Survival expert shoots cable series episode in Palawan
“IF YOU like watching people suffer, it’s quite a good show to watch,” survival expert and TV host Ed Stafford described his Discovery Channel series, “Marooned,” to the Inquirer in a phone interview.
The second season of the show, which will begin airing on May 24, 8 p.m., pits the British adventurer against a variety of environments, where he is abandoned and expected to fend for himself.
In a future episode, the series will feature a location in Palawan, which the adventurer described as “an amazing place” that posed certain challenges.
“It was a coastal environment—it was quite similar in a way to [my previous show] ‘Naked and Marooned,’ when I was on [an island in] Fiji,” said Stafford. “Finding fresh water was a big challenge. I lived off [of] coconut water for about the next four days and eventually, I found a swamp in the rock that had stagnant rain water. I made a filter using sand, charcoal and organic matter. I filtered that water and boiled it.”
The episode will air in the third quarter of 2016. Stafford added that the visit was a memorable experience. “I would love to come back to the Philippines. Everyone is extraordinarily helpful and friendly. The island is stunning, absolutely beautiful.”
Stafford’s other TV project, apart from “Naked and Marooned” and the first season of “Marooned,” was Discovery’s 2011 docuseries, “Walking the Amazon,” an 860-day jungle expedition along the Amazon River.
For his current show, Stafford chose to present his adventures in more direct ways, compressing time in isolation to 10 days: “We picked the most interesting part [for the episodes], the period where you’ve got to do all of the things you need to get to the stage where you’re comfortable.”
On the lack of clothing, and comparisons to a Discovery Channel series, “Naked and Afraid,” Stafford said while snickering, “I have shorts now, which is nice, because I’m 40 years old—and no one wants to see a 40-year-old naked. I think ‘Naked and Afraid,’ as much as it has been very popular, has become a bit of a stunt … I don’t think there’s any need to be naked anymore. Wearing a pair of shorts is enough to show that you haven’t taken anything in there to help you. ‘Naked and Afraid’ is … very different. They have a camera crew. The contestants, they’re not really survival experts.”
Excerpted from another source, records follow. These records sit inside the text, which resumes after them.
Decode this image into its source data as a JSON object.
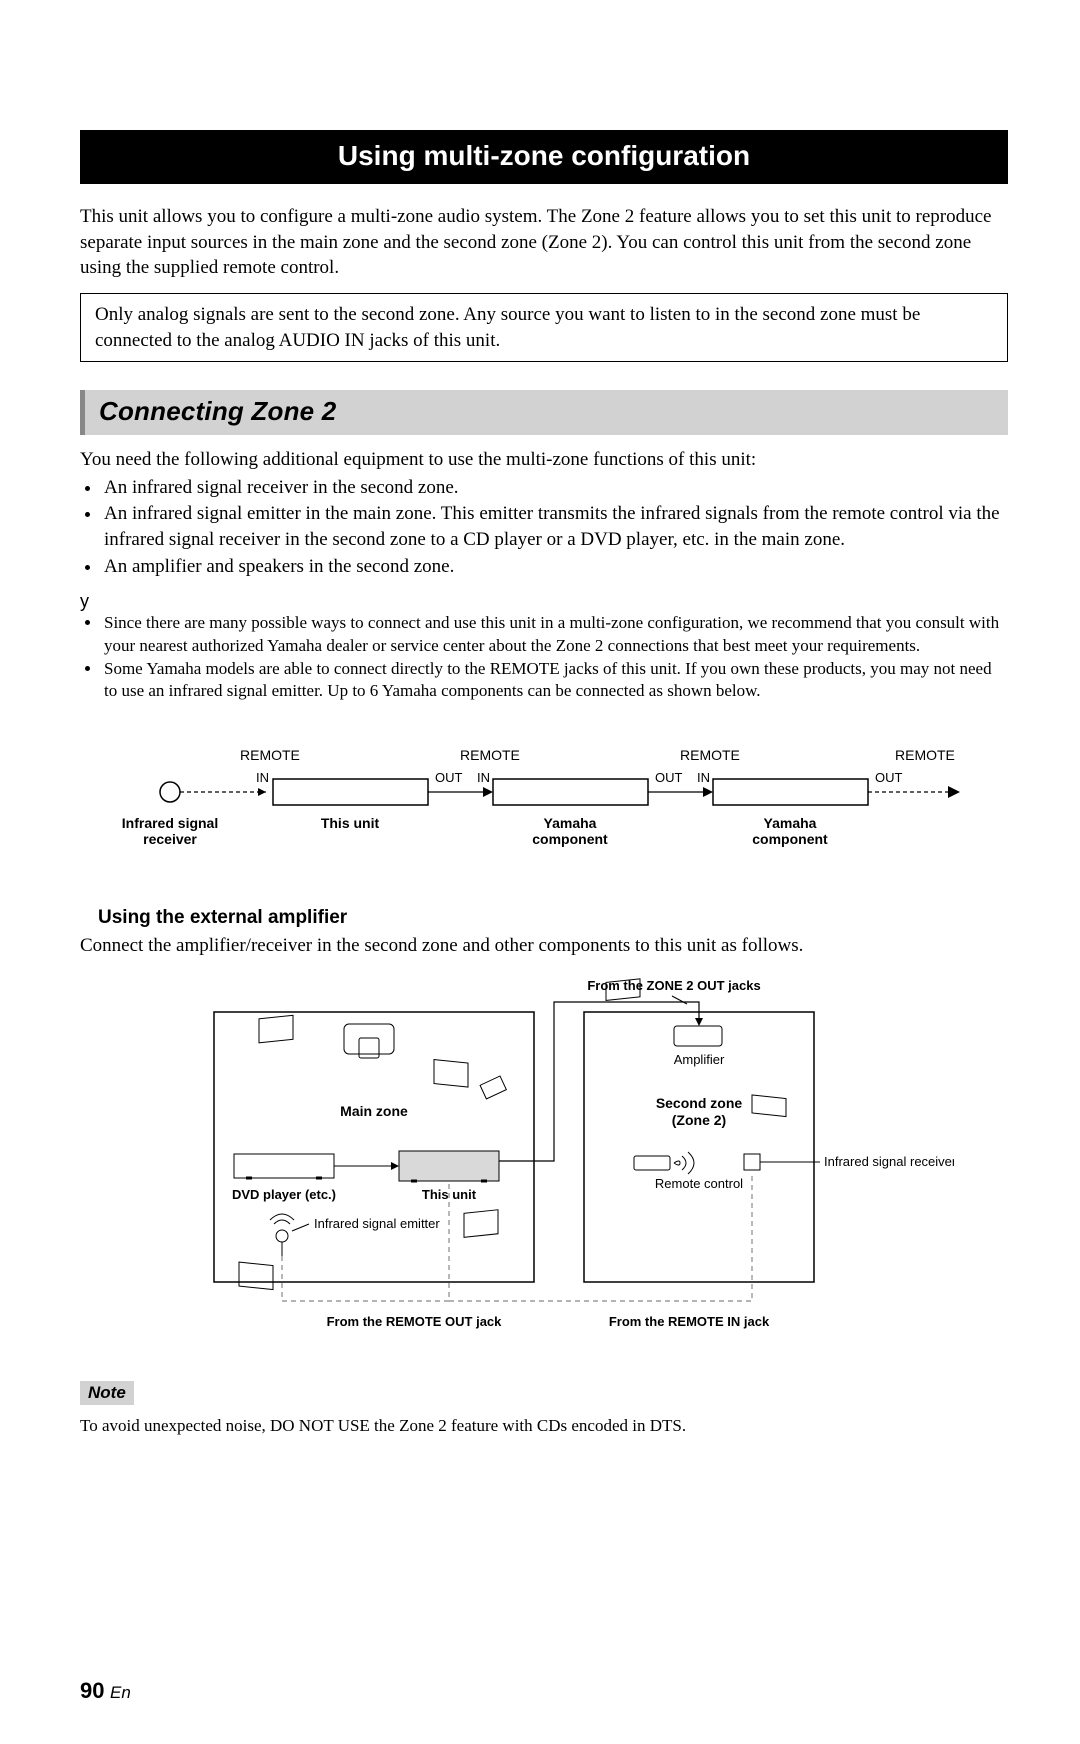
{
  "title": "Using multi-zone configuration",
  "intro": "This unit allows you to configure a multi-zone audio system. The Zone 2 feature allows you to set this unit to reproduce separate input sources in the main zone and the second zone (Zone 2). You can control this unit from the second zone using the supplied remote control.",
  "info_box": "Only analog signals are sent to the second zone. Any source you want to listen to in the second zone must be connected to the analog AUDIO IN jacks of this unit.",
  "section1": {
    "heading": "Connecting Zone 2",
    "lead": "You need the following additional equipment to use the multi-zone functions of this unit:",
    "bullets": [
      "An infrared signal receiver in the second zone.",
      "An infrared signal emitter in the main zone. This emitter transmits the infrared signals from the remote control via the infrared signal receiver in the second zone to a CD player or a DVD player, etc. in the main zone.",
      "An amplifier and speakers in the second zone."
    ],
    "y_mark": "y",
    "notes": [
      "Since there are many possible ways to connect and use this unit in a multi-zone configuration, we recommend that you consult with your nearest authorized Yamaha dealer or service center about the Zone 2 connections that best meet your requirements.",
      "Some Yamaha models are able to connect directly to the REMOTE jacks of this unit. If you own these products, you may not need to use an infrared signal emitter. Up to 6 Yamaha components can be connected as shown below."
    ]
  },
  "diagram1": {
    "remote": "REMOTE",
    "in": "IN",
    "out": "OUT",
    "ir_receiver_l1": "Infrared signal",
    "ir_receiver_l2": "receiver",
    "this_unit": "This unit",
    "yamaha_l1": "Yamaha",
    "yamaha_l2": "component"
  },
  "subsection": {
    "heading": "Using the external amplifier",
    "body": "Connect the amplifier/receiver in the second zone and other components to this unit as follows."
  },
  "diagram2": {
    "from_zone2": "From the ZONE 2 OUT jacks",
    "main_zone": "Main zone",
    "second_zone_l1": "Second zone",
    "second_zone_l2": "(Zone 2)",
    "amplifier": "Amplifier",
    "dvd": "DVD player (etc.)",
    "this_unit": "This unit",
    "ir_emitter": "Infrared signal emitter",
    "ir_receiver": "Infrared signal receiver",
    "remote_control": "Remote control",
    "from_remote_out": "From the REMOTE OUT jack",
    "from_remote_in": "From the REMOTE IN jack"
  },
  "note": {
    "label": "Note",
    "body": "To avoid unexpected noise, DO NOT USE the Zone 2 feature with CDs encoded in DTS."
  },
  "page": {
    "num": "90",
    "lang": "En"
  }
}
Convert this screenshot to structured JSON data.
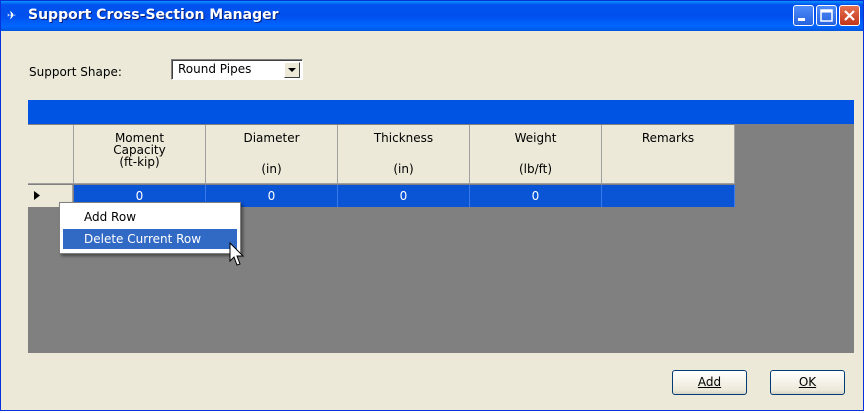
{
  "window": {
    "title": "Support Cross-Section Manager",
    "icon_glyph": "✈",
    "controls": [
      "minimize-icon",
      "maximize-icon",
      "close-icon"
    ]
  },
  "support_shape": {
    "label": "Support Shape:",
    "value": "Round Pipes"
  },
  "grid": {
    "columns": [
      {
        "line1": "Moment",
        "line2": "Capacity",
        "unit": "(ft-kip)"
      },
      {
        "line1": "Diameter",
        "line2": "",
        "unit": "(in)"
      },
      {
        "line1": "Thickness",
        "line2": "",
        "unit": "(in)"
      },
      {
        "line1": "Weight",
        "line2": "",
        "unit": "(lb/ft)"
      },
      {
        "line1": "Remarks",
        "line2": "",
        "unit": ""
      }
    ],
    "rows": [
      {
        "cells": [
          "0",
          "0",
          "0",
          "0",
          ""
        ]
      }
    ]
  },
  "context_menu": {
    "items": [
      {
        "label": "Add Row",
        "selected": false
      },
      {
        "label": "Delete Current Row",
        "selected": true
      }
    ]
  },
  "buttons": {
    "add_label": "Add",
    "ok_label": "OK"
  },
  "colors": {
    "title_bar": "#0054e3",
    "selection": "#316ac5",
    "grid_background": "#808080",
    "dialog_face": "#ece9d8"
  }
}
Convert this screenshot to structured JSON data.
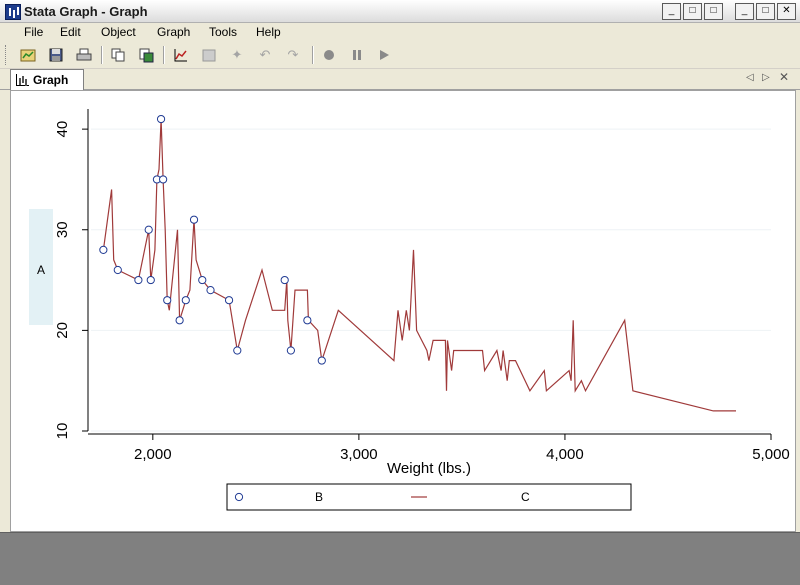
{
  "window": {
    "title": "Stata Graph - Graph",
    "buttons": [
      "_",
      "□",
      "□",
      "_",
      "□",
      "✕"
    ]
  },
  "menu": [
    "File",
    "Edit",
    "Object",
    "Graph",
    "Tools",
    "Help"
  ],
  "toolbar": {
    "icons": [
      "open-graph-icon",
      "save-icon",
      "print-icon",
      "copy-icon",
      "export-icon",
      "graph-editor-icon",
      "recorder-icon",
      "pointer-icon",
      "rotate-icon",
      "undo-icon",
      "record-icon",
      "pause-icon",
      "play-icon"
    ]
  },
  "tab": {
    "label": "Graph"
  },
  "chart_data": {
    "type": "scatter",
    "xlabel": "Weight (lbs.)",
    "ylabel": "A",
    "xlim": [
      1700,
      5000
    ],
    "ylim": [
      10,
      42
    ],
    "xticks": [
      2000,
      3000,
      4000,
      5000
    ],
    "xtick_labels": [
      "2,000",
      "3,000",
      "4,000",
      "5,000"
    ],
    "yticks": [
      10,
      20,
      30,
      40
    ],
    "ytick_labels": [
      "10",
      "20",
      "30",
      "40"
    ],
    "grid": "horizontal",
    "legend": {
      "placement": "bottom",
      "entries": [
        "B",
        "C"
      ]
    },
    "series": [
      {
        "name": "B",
        "type": "scatter",
        "marker": "hollow-circle",
        "color": "#1f3a93",
        "points": [
          [
            1760,
            28
          ],
          [
            1830,
            26
          ],
          [
            1930,
            25
          ],
          [
            1980,
            30
          ],
          [
            1990,
            25
          ],
          [
            2020,
            35
          ],
          [
            2040,
            41
          ],
          [
            2050,
            35
          ],
          [
            2070,
            23
          ],
          [
            2130,
            21
          ],
          [
            2160,
            23
          ],
          [
            2200,
            31
          ],
          [
            2240,
            25
          ],
          [
            2280,
            24
          ],
          [
            2370,
            23
          ],
          [
            2410,
            18
          ],
          [
            2640,
            25
          ],
          [
            2670,
            18
          ],
          [
            2750,
            21
          ],
          [
            2820,
            17
          ]
        ]
      },
      {
        "name": "C",
        "type": "line",
        "color": "#a03a3a",
        "points": [
          [
            1760,
            28
          ],
          [
            1800,
            34
          ],
          [
            1810,
            27
          ],
          [
            1830,
            26
          ],
          [
            1930,
            25
          ],
          [
            1980,
            30
          ],
          [
            1990,
            25
          ],
          [
            2010,
            28
          ],
          [
            2020,
            35
          ],
          [
            2030,
            36
          ],
          [
            2040,
            41
          ],
          [
            2050,
            35
          ],
          [
            2060,
            30
          ],
          [
            2070,
            23
          ],
          [
            2080,
            22
          ],
          [
            2100,
            26
          ],
          [
            2120,
            30
          ],
          [
            2130,
            21
          ],
          [
            2160,
            23
          ],
          [
            2180,
            24
          ],
          [
            2200,
            31
          ],
          [
            2210,
            27
          ],
          [
            2240,
            25
          ],
          [
            2280,
            24
          ],
          [
            2370,
            23
          ],
          [
            2410,
            18
          ],
          [
            2450,
            21
          ],
          [
            2530,
            26
          ],
          [
            2580,
            22
          ],
          [
            2640,
            22
          ],
          [
            2650,
            25
          ],
          [
            2655,
            21
          ],
          [
            2670,
            18
          ],
          [
            2690,
            24
          ],
          [
            2750,
            24
          ],
          [
            2755,
            21
          ],
          [
            2800,
            20
          ],
          [
            2820,
            17
          ],
          [
            2900,
            22
          ],
          [
            3170,
            17
          ],
          [
            3190,
            22
          ],
          [
            3210,
            19
          ],
          [
            3230,
            22
          ],
          [
            3245,
            20
          ],
          [
            3265,
            28
          ],
          [
            3280,
            20
          ],
          [
            3330,
            18
          ],
          [
            3340,
            17
          ],
          [
            3360,
            19
          ],
          [
            3420,
            19
          ],
          [
            3425,
            14
          ],
          [
            3430,
            19
          ],
          [
            3450,
            16
          ],
          [
            3460,
            18
          ],
          [
            3600,
            18
          ],
          [
            3610,
            16
          ],
          [
            3670,
            18
          ],
          [
            3690,
            16
          ],
          [
            3700,
            18
          ],
          [
            3720,
            15
          ],
          [
            3730,
            17
          ],
          [
            3760,
            17
          ],
          [
            3830,
            14
          ],
          [
            3900,
            16
          ],
          [
            3910,
            14
          ],
          [
            4020,
            16
          ],
          [
            4030,
            15
          ],
          [
            4040,
            21
          ],
          [
            4050,
            14
          ],
          [
            4080,
            15
          ],
          [
            4100,
            14
          ],
          [
            4290,
            21
          ],
          [
            4330,
            14
          ],
          [
            4720,
            12
          ],
          [
            4830,
            12
          ]
        ]
      }
    ]
  }
}
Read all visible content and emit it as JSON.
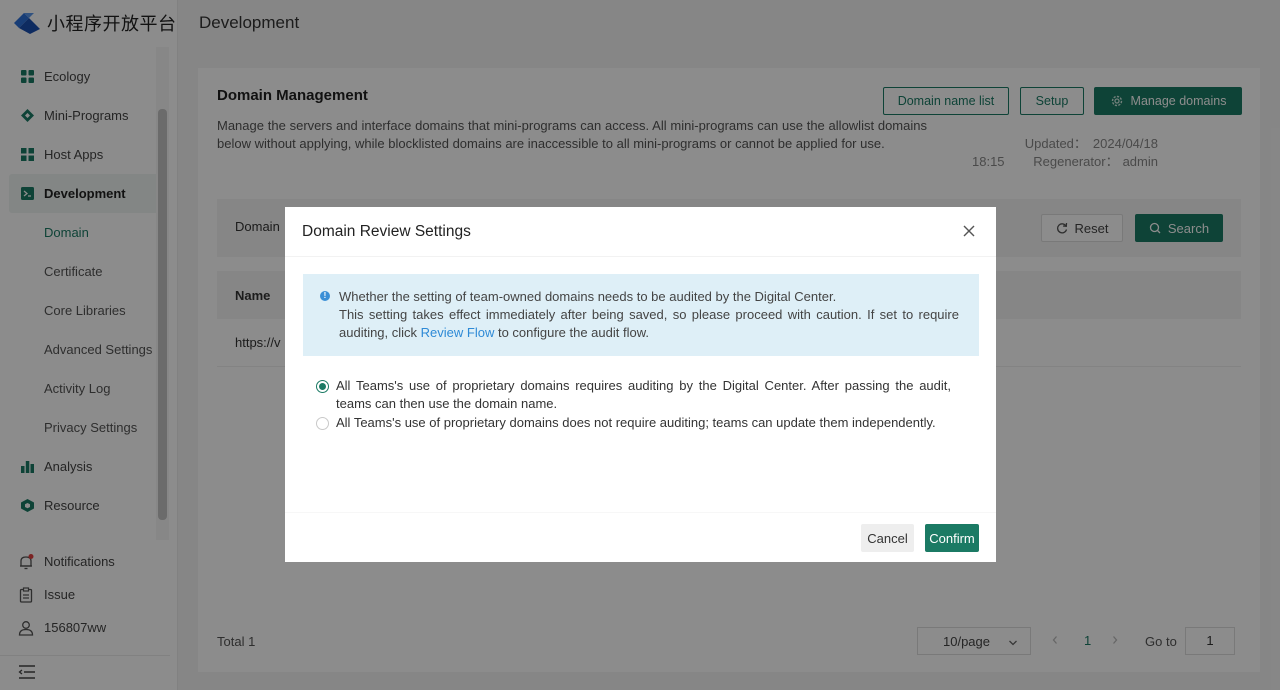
{
  "app": {
    "logo_text": "小程序开放平台"
  },
  "sidebar": {
    "items": [
      {
        "label": "Ecology",
        "icon": "grid-icon"
      },
      {
        "label": "Mini-Programs",
        "icon": "diamond-icon"
      },
      {
        "label": "Host Apps",
        "icon": "apps-icon"
      },
      {
        "label": "Development",
        "icon": "terminal-icon"
      }
    ],
    "sub_items": [
      {
        "label": "Domain"
      },
      {
        "label": "Certificate"
      },
      {
        "label": "Core Libraries"
      },
      {
        "label": "Advanced Settings"
      },
      {
        "label": "Activity Log"
      },
      {
        "label": "Privacy Settings"
      }
    ],
    "items_after": [
      {
        "label": "Analysis",
        "icon": "bar-chart-icon"
      },
      {
        "label": "Resource",
        "icon": "cube-icon"
      }
    ],
    "bottom": {
      "notifications": "Notifications",
      "issue": "Issue",
      "user": "156807ww"
    }
  },
  "header": {
    "title": "Development"
  },
  "card": {
    "title": "Domain Management",
    "description": "Manage the servers and interface domains that mini-programs can access. All mini-programs can use the allowlist domains below without applying, while blocklisted domains are inaccessible to all mini-programs or cannot be applied for use.",
    "buttons": {
      "domain_list": "Domain name list",
      "setup": "Setup",
      "manage": "Manage domains"
    },
    "updated_label": "Updated：",
    "updated_date": "2024/04/18",
    "updated_time": "18:15",
    "regenerator_label": "Regenerator：",
    "regenerator": "admin",
    "filter": {
      "label": "Domain",
      "reset": "Reset",
      "search": "Search"
    },
    "table": {
      "columns": [
        "Name"
      ],
      "rows": [
        [
          "https://v"
        ]
      ]
    },
    "pagination": {
      "total": "Total 1",
      "page_size": "10/page",
      "current_page": "1",
      "goto_label": "Go to",
      "goto_value": "1"
    }
  },
  "modal": {
    "title": "Domain Review Settings",
    "info_line1": "Whether the setting of team-owned domains needs to be audited by the Digital Center.",
    "info_line2_pre": "This setting takes effect immediately after being saved, so please proceed with caution. If set to require auditing, click ",
    "info_link": "Review Flow",
    "info_line2_post": " to configure the audit flow.",
    "options": [
      {
        "label": "All Teams's use of proprietary domains requires auditing by the Digital Center. After passing the audit, teams can then use the domain name.",
        "checked": true
      },
      {
        "label": "All Teams's use of proprietary domains does not require auditing; teams can update them independently.",
        "checked": false
      }
    ],
    "cancel": "Cancel",
    "confirm": "Confirm"
  },
  "colors": {
    "accent": "#1b7a64",
    "link": "#2e8ad6",
    "info_bg": "#deeff7"
  }
}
Fan response has been positive, so far. “When people message me through Twitter [or] Facebook, they tend to respond to the honesty of it, the fact that I’m doing things for real. It’s not all about success; it’s equally about failures.”
The new season of “Marooned” will show more locales to explore, including remote spots in Namibia, Guatemala and Mongolia. “[There are] different obstacles to overcome in the jungle,” he said. “I got dropped off in the Gobi Desert, and I had difficulty finding water … Every environment has a different challenge—and that’s what makes it fun.”
One important thing to remember about being abandoned in potentially harsh environments, according to Stafford: “If you panic, things are going to be increasingly difficult. If I keep myself in a good place psychologically, then everything falls into place.”
The hottest entertainment news straight to your inbox
Subscribe to INQUIRER PLUS to get access to The Philippine Daily Inquirer & other 70+ titles, share up to 5 gadgets, listen to the news, download as early as 4am & share articles on social media. Call 896 6000.